→ **INSTRUCTIONS TO FOLLOW**
If a line holds the word "icon", copy it from the entries.

→ **SUPPLIED RECORDS**

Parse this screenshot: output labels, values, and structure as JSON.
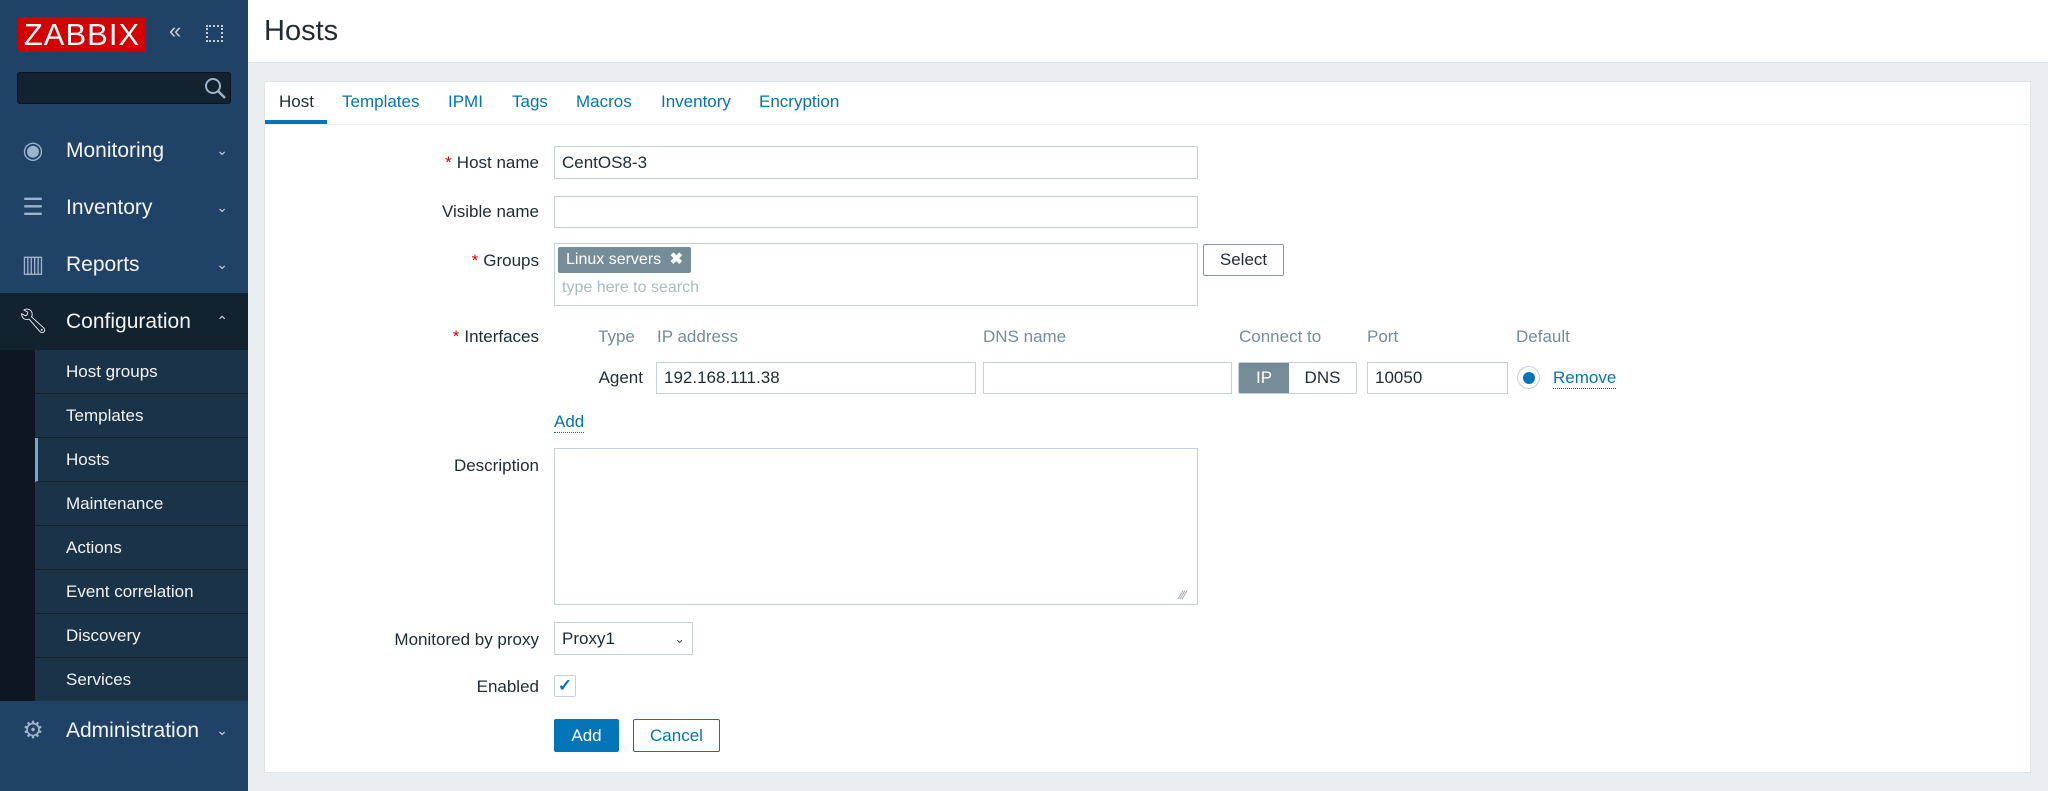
{
  "sidebar": {
    "logo": "ZABBIX",
    "search_value": "",
    "menu": [
      {
        "label": "Monitoring",
        "icon": "eye-icon"
      },
      {
        "label": "Inventory",
        "icon": "list-icon"
      },
      {
        "label": "Reports",
        "icon": "bar-chart-icon"
      },
      {
        "label": "Configuration",
        "icon": "wrench-icon"
      },
      {
        "label": "Administration",
        "icon": "gear-icon"
      }
    ],
    "submenu": [
      "Host groups",
      "Templates",
      "Hosts",
      "Maintenance",
      "Actions",
      "Event correlation",
      "Discovery",
      "Services"
    ],
    "selected_submenu": "Hosts"
  },
  "header": {
    "title": "Hosts"
  },
  "tabs": [
    "Host",
    "Templates",
    "IPMI",
    "Tags",
    "Macros",
    "Inventory",
    "Encryption"
  ],
  "active_tab": "Host",
  "form": {
    "host_name_label": "Host name",
    "host_name_value": "CentOS8-3",
    "visible_name_label": "Visible name",
    "visible_name_value": "",
    "groups_label": "Groups",
    "group_tag": "Linux servers",
    "groups_placeholder": "type here to search",
    "select_label": "Select",
    "interfaces_label": "Interfaces",
    "interface_headers": {
      "type": "Type",
      "ip": "IP address",
      "dns": "DNS name",
      "connect": "Connect to",
      "port": "Port",
      "default": "Default"
    },
    "interface": {
      "type": "Agent",
      "ip": "192.168.111.38",
      "dns": "",
      "connect_ip": "IP",
      "connect_dns": "DNS",
      "connect_selected": "IP",
      "port": "10050",
      "remove": "Remove"
    },
    "add_interface": "Add",
    "description_label": "Description",
    "description_value": "",
    "proxy_label": "Monitored by proxy",
    "proxy_value": "Proxy1",
    "enabled_label": "Enabled",
    "enabled": true,
    "add_button": "Add",
    "cancel_button": "Cancel"
  },
  "colors": {
    "sidebar": "#1f4266",
    "accent": "#0275b8",
    "logo": "#d40000",
    "required": "#d40000"
  }
}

→ **REPLY TO THE TASK**
        "icon": "eye-icon"
        "icon": "list-icon"
        "icon": "bar-chart-icon"
        "icon": "wrench-icon"
        "icon": "gear-icon"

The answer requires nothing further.